The polls were wrong.
The media were wrong
And people all around the world were blindsided.
But they shouldn’t have been.
Fortune.com calls it an “inescapable fact” that the media couldn’t report on a potential Trump win because the media “simply couldn’t believe it”. The article continues to talk about how easy it is to put ourselves in a media “bubble”, and to “preach to the converted”.
That bubble that we tend to put ourselves in (if you identify as a conservative, it is likely you follow conservative media personalities and platforms because they resonate with you, and why would you follow a republican with whom you disagree with on most issues? Why would you subject yourself to that on your personal social media?) is a dangerous side effect of social media. But, we ultimately put ourselves there. What happens, though, when every mainstream media outlet is actively anti-Trump, or pro-Clinton, or both?
In this election, the media sheltered us from the truth. Why? Perhaps it is because the media was afraid to appear racist, sexist, bigoted, etc.

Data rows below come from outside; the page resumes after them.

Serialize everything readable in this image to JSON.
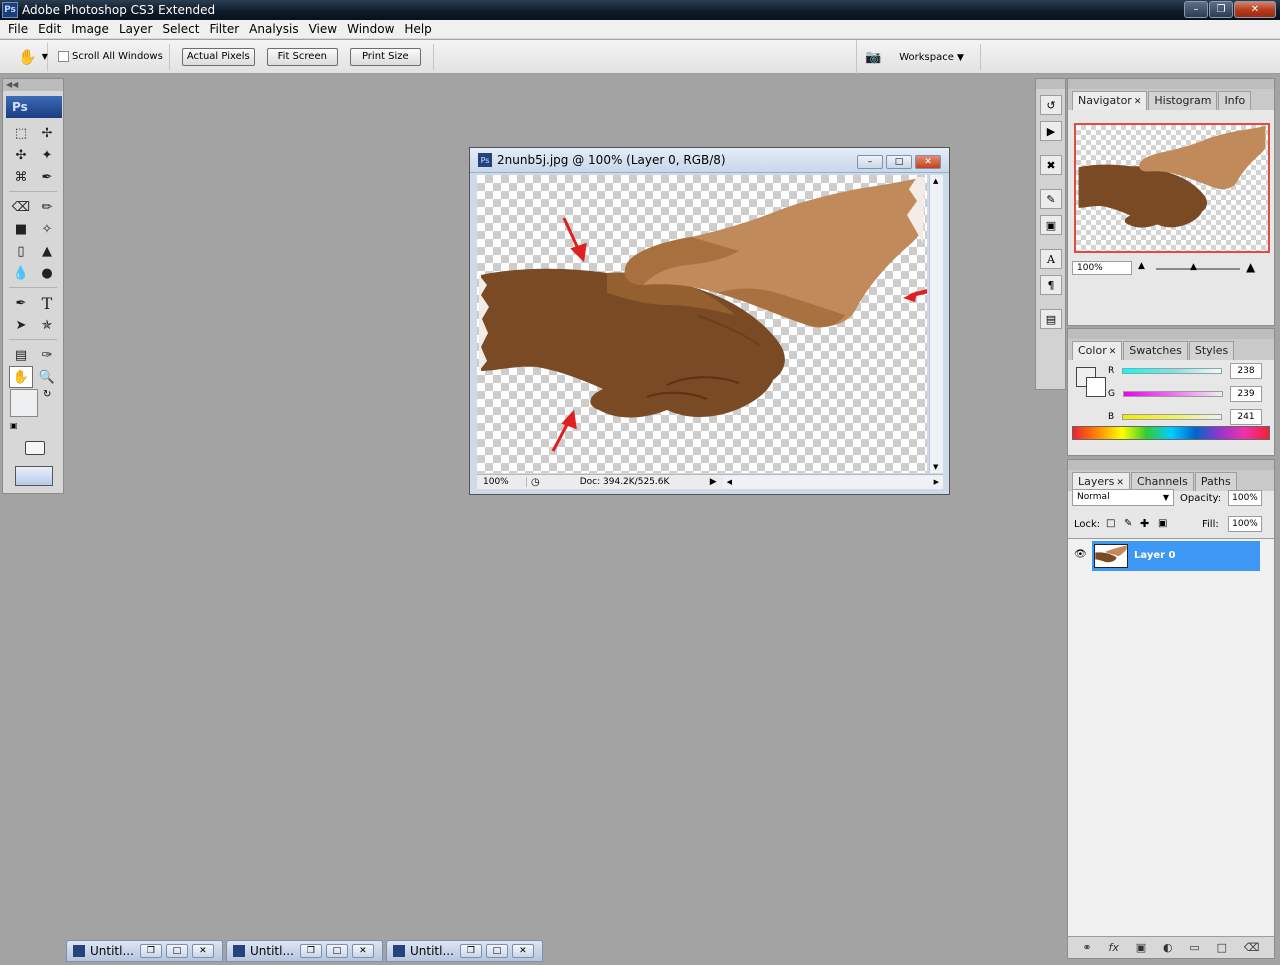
{
  "window": {
    "title": "Adobe Photoshop CS3 Extended",
    "app_icon": "Ps"
  },
  "menubar": [
    "File",
    "Edit",
    "Image",
    "Layer",
    "Select",
    "Filter",
    "Analysis",
    "View",
    "Window",
    "Help"
  ],
  "options": {
    "scroll_all_windows": "Scroll All Windows",
    "actual_pixels": "Actual Pixels",
    "fit_screen": "Fit Screen",
    "print_size": "Print Size",
    "workspace": "Workspace"
  },
  "toolbox": {
    "logo": "Ps"
  },
  "document": {
    "title": "2nunb5j.jpg @ 100% (Layer 0, RGB/8)",
    "zoom": "100%",
    "doc_size": "Doc: 394.2K/525.6K"
  },
  "navigator": {
    "tabs": [
      "Navigator",
      "Histogram",
      "Info"
    ],
    "zoom": "100%"
  },
  "color_panel": {
    "tabs": [
      "Color",
      "Swatches",
      "Styles"
    ],
    "channels": [
      {
        "label": "R",
        "value": "238",
        "fraction": 0.933,
        "gradient": "#7fe0e0"
      },
      {
        "label": "G",
        "value": "239",
        "fraction": 0.937,
        "gradient": "#f070f0"
      },
      {
        "label": "B",
        "value": "241",
        "fraction": 0.945,
        "gradient": "#f0f060"
      }
    ]
  },
  "layers_panel": {
    "tabs": [
      "Layers",
      "Channels",
      "Paths"
    ],
    "blend_mode": "Normal",
    "opacity_label": "Opacity:",
    "opacity": "100%",
    "lock_label": "Lock:",
    "fill_label": "Fill:",
    "fill": "100%",
    "layers": [
      {
        "name": "Layer 0",
        "visible": true,
        "selected": true
      }
    ],
    "footer_icons": [
      "link-icon",
      "fx-icon",
      "mask-icon",
      "adjustment-icon",
      "folder-icon",
      "new-layer-icon",
      "trash-icon"
    ]
  },
  "minimized_docs": [
    "Untitl...",
    "Untitl...",
    "Untitl..."
  ],
  "colors": {
    "accent_selection": "#3d97f5",
    "nav_box": "#e24c3e",
    "arrow": "#e02020"
  }
}
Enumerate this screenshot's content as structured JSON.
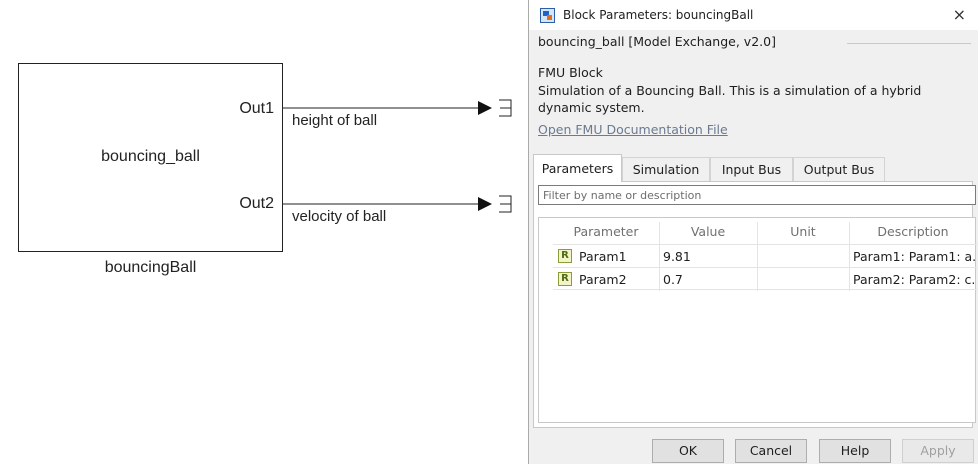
{
  "canvas": {
    "block_name": "bouncing_ball",
    "block_caption": "bouncingBall",
    "ports": [
      {
        "label": "Out1",
        "signal": "height of ball"
      },
      {
        "label": "Out2",
        "signal": "velocity of ball"
      }
    ]
  },
  "dialog": {
    "title": "Block Parameters: bouncingBall",
    "close_glyph": "×",
    "group_label": "bouncing_ball [Model Exchange, v2.0]",
    "block_type": "FMU Block",
    "description": "Simulation of a Bouncing Ball. This is a simulation of a hybrid dynamic system.",
    "doc_link": "Open FMU Documentation File",
    "tabs": [
      "Parameters",
      "Simulation",
      "Input Bus",
      "Output Bus"
    ],
    "active_tab": "Parameters",
    "filter_placeholder": "Filter by name or description",
    "columns": [
      "Parameter",
      "Value",
      "Unit",
      "Description"
    ],
    "rows": [
      {
        "icon": "R",
        "name": "Param1",
        "value": "9.81",
        "unit": "",
        "description": "Param1: Param1: a..."
      },
      {
        "icon": "R",
        "name": "Param2",
        "value": "0.7",
        "unit": "",
        "description": "Param2: Param2: c..."
      }
    ],
    "buttons": {
      "ok": "OK",
      "cancel": "Cancel",
      "help": "Help",
      "apply": "Apply"
    }
  }
}
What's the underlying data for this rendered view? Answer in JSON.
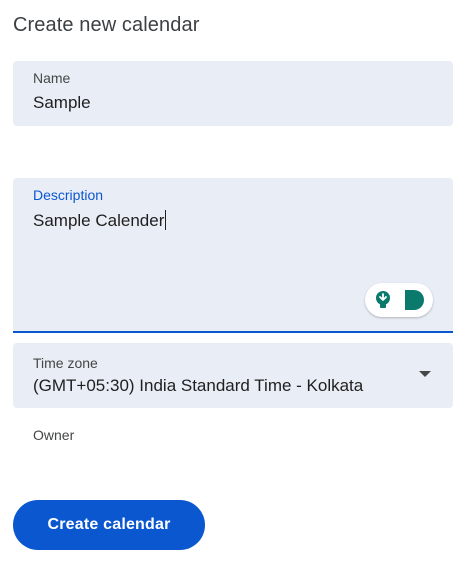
{
  "page": {
    "title": "Create new calendar"
  },
  "name_field": {
    "label": "Name",
    "value": "Sample"
  },
  "description_field": {
    "label": "Description",
    "value": "Sample Calender",
    "assist_icons": [
      "lightbulb-icon",
      "speech-bubble-icon"
    ],
    "icon_color": "#0b7a6d"
  },
  "timezone_field": {
    "label": "Time zone",
    "value": "(GMT+05:30) India Standard Time - Kolkata",
    "dropdown_icon": "chevron-down-icon"
  },
  "owner": {
    "label": "Owner"
  },
  "actions": {
    "create_label": "Create calendar",
    "primary_color": "#0b57d0"
  }
}
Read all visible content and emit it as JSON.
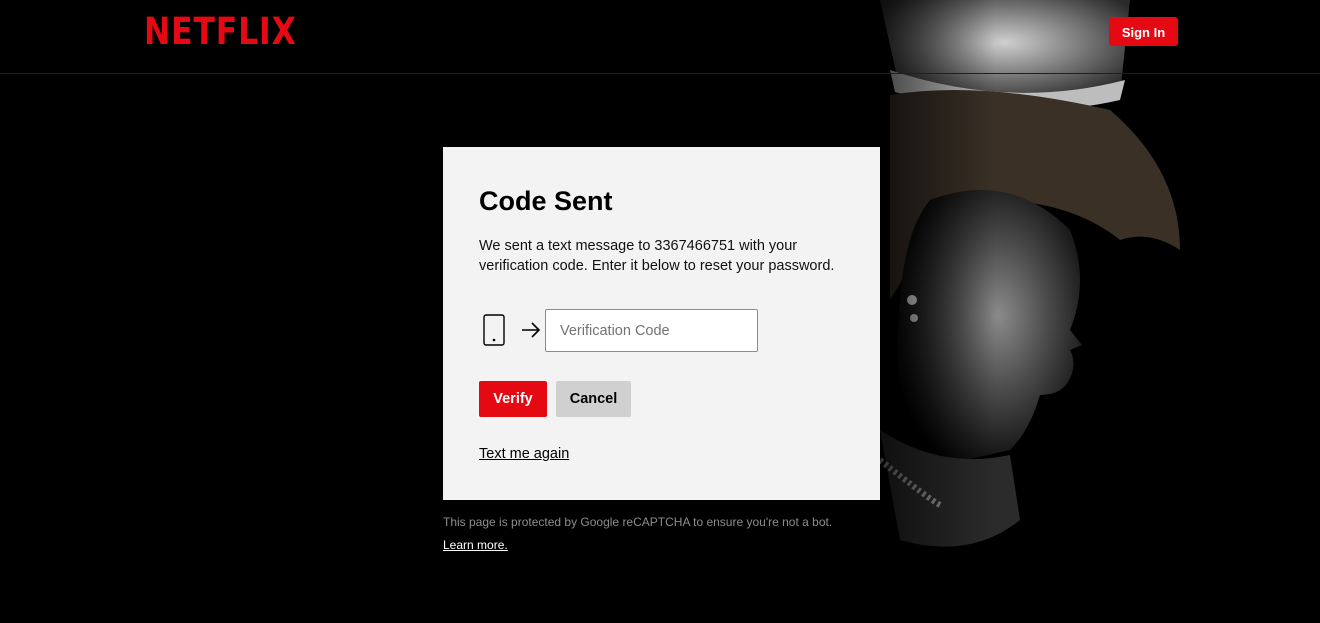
{
  "header": {
    "logo_text": "NETFLIX",
    "signin_label": "Sign In"
  },
  "card": {
    "title": "Code Sent",
    "description": "We sent a text message to 3367466751 with your verification code. Enter it below to reset your password.",
    "code_input": {
      "value": "",
      "placeholder": "Verification Code"
    },
    "verify_label": "Verify",
    "cancel_label": "Cancel",
    "resend_label": "Text me again"
  },
  "footer": {
    "recaptcha_text": "This page is protected by Google reCAPTCHA to ensure you're not a bot.",
    "learn_more_label": "Learn more."
  },
  "icons": {
    "phone": "phone-icon",
    "arrow": "arrow-right-icon"
  },
  "colors": {
    "brand": "#e50914",
    "background": "#000000",
    "card": "#f3f3f3",
    "cancel": "#d0d0d0",
    "muted_text": "#8c8c8c"
  }
}
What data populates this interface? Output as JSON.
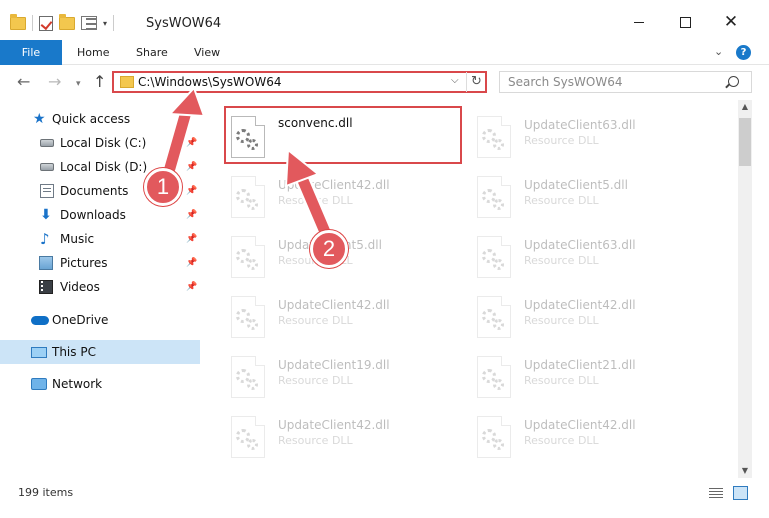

Or maybe it just didn’t want to show any form of support for someone they thought embodied those qualities. But what we missed as media consumers, was news like this:
I am not arguing in support of Trump. I am not trying to prove that the media painted him as something he isn’t. But I do think the media fed us an image, an idea, an opinion…when the media’s role is to provide us with unbiased information, and the chance to decide on our own.
This election proved to me, and to a lot of media consumers, that now, more than ever, we must be weary of the information that is being given to us. It is up to us to ensure that we are responsible, independent, and free-thinking media consumers.